Rick Catlett has been asked the same question this week: Which teams are going to play in your bowl game?
Catlett, president and CEO of the TaxSlayer Bowl, has responded the same way each time.
"I've told them I absolutely have no clue," said Catlett, whose game previously was known as the Gator Bowl.
Bowl organizers and teams such as Maryland are in similar positions, held up by a bowl landscape that will not become clear until after this weekend's conference championship games.
If Wisconsin beats Ohio State on Saturday in the Big Ten Conference championship, the Terps (7-5, 4-4 Big Ten) could land in a respected bowl game, such as the TaxSlayer Bowl, Music City Bowl or Foster Farms Bowl. If the Badgers lose, Maryland is more likely to wind up in a less prestigious game, such as the Quick Lane Bowl.
"There are too many games still," Outback Bowl president and CEO president Jim McVay said. "There are so many moving parts. … It's all changing. The new format with six [College Football Playoff] bowls, the selection committee and championship games that all mean something this weekend really leaves everything wide open and up in the air."
The CFP committee's top four teams will compete in its two semifinal games, and this year's four top-tier CFP bowl games — the Fiesta, Cotton, Chik-fil-A Peach and Orange — will take an additional eight teams.
With Ohio State (No. 5), Michigan State (No. 8) and Wisconsin (No. 13) all highly ranked in the most recent CFP rankings, a Badgers title Saturday could lead to three Big Ten teams in CFP bowls.
Under that scenario, the Outback Bowl, which normally gets the third choice of bowl-eligible Big Ten teams, would have to choose from among teams a rung below, such as Minnesota and Nebraska. A trickle-down effect would impact lesser bowls with Big Ten tie-ins.
Further complicating the Terps' bowl picture is an agreement between the College Football Playoff and Big Ten that bars the league from having a team in both the Orange Bowl and Citrus Bowl.
With many analysts projecting Michigan State to land in the Orange Bowl, a bowl-eligible team such as Illinois (6-6, 3-5), Rutgers (7-5, 3-5) or Maryland could be left out of the postseason altogether.
"There are a lot of variables that are certainly out of our control," McVay said, later adding: "There's a lot going on out there. There's a lot of moving parts. We really can't predict anything. Even if we do sit down and try to logically forecast, it's going to change dramatically with one game.
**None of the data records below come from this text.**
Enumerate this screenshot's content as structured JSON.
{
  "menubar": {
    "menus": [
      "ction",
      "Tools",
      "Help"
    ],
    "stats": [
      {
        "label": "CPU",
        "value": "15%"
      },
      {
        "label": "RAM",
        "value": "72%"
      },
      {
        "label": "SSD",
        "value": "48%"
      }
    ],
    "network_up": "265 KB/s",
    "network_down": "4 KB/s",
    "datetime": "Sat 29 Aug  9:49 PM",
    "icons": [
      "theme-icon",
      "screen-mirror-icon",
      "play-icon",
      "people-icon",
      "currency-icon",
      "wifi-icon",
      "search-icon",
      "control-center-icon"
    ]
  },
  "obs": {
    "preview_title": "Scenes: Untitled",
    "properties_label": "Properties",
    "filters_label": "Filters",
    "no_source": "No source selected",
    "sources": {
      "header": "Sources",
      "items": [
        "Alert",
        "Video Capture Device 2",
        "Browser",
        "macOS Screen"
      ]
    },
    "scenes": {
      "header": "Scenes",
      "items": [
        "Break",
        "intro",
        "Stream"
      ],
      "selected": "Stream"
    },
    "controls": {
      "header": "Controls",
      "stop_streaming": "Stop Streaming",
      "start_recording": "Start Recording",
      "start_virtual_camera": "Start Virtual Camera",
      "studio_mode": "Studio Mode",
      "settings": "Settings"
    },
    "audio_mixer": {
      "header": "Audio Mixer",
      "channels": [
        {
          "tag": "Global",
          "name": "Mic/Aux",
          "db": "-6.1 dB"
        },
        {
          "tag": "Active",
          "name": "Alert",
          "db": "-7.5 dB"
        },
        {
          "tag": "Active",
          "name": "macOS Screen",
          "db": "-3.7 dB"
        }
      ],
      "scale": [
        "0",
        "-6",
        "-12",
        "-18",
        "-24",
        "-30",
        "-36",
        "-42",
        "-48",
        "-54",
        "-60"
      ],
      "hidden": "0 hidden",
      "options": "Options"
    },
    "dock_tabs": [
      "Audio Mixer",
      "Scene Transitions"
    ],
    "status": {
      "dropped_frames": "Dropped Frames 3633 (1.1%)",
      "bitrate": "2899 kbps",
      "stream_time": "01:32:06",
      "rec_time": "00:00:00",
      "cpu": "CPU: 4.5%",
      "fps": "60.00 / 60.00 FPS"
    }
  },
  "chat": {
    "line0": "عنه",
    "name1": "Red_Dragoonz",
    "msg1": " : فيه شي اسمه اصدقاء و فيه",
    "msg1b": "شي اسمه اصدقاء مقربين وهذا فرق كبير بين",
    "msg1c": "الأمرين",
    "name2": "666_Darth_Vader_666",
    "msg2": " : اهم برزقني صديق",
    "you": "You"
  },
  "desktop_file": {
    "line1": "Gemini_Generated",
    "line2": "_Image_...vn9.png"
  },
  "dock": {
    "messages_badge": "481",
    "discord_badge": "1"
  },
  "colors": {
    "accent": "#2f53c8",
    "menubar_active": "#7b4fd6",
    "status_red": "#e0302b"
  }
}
It tips everything over."
Helping Maryland is the fact that only five teams in the conference finished with a better record than the Terps: Ohio State, Michigan State, Wisconsin, Nebraska and Minnesota. The Terps also finished with a better conference record than Rutgers, a win over Iowa (7-5, 4-4), and road victories over Big Ten powers Michigan and Penn State.
"We've watched them, and they've had a nice season," McVay said. "This was their first shot at the Big Ten. They're obviously well coached. They're obviously a tough, scrappy football team. They can compete now. They're pretty good."
Hurting Maryland is its 41-38 loss Saturday to Rutgers, average attendance figures and lack of a national following.
While bowl committees consider records, head-to-head results and circumstances such as injuries, they also weigh factors such as a fan base's willingness to attend bowl games. For that reason, Penn State (6-6, 2-6), whose average attendance this season was 101,623, is likely to appear in the Pinstripe Bowl.
Maryland had two sellouts this season but ranked fifth worst in the Big Ten in average home attendance (46,981), ahead of only Illinois, Indiana, Northwestern and Purdue.
"They're definitely a team on the rise," Catlett said. "It probably would have helped if they would have figured out how to beat Rutgers. Obviously, you want a team that's won a game at the end. But I think they're an excellent program. I think they have good passionate fans, and I think any bowl would be pleased to have them."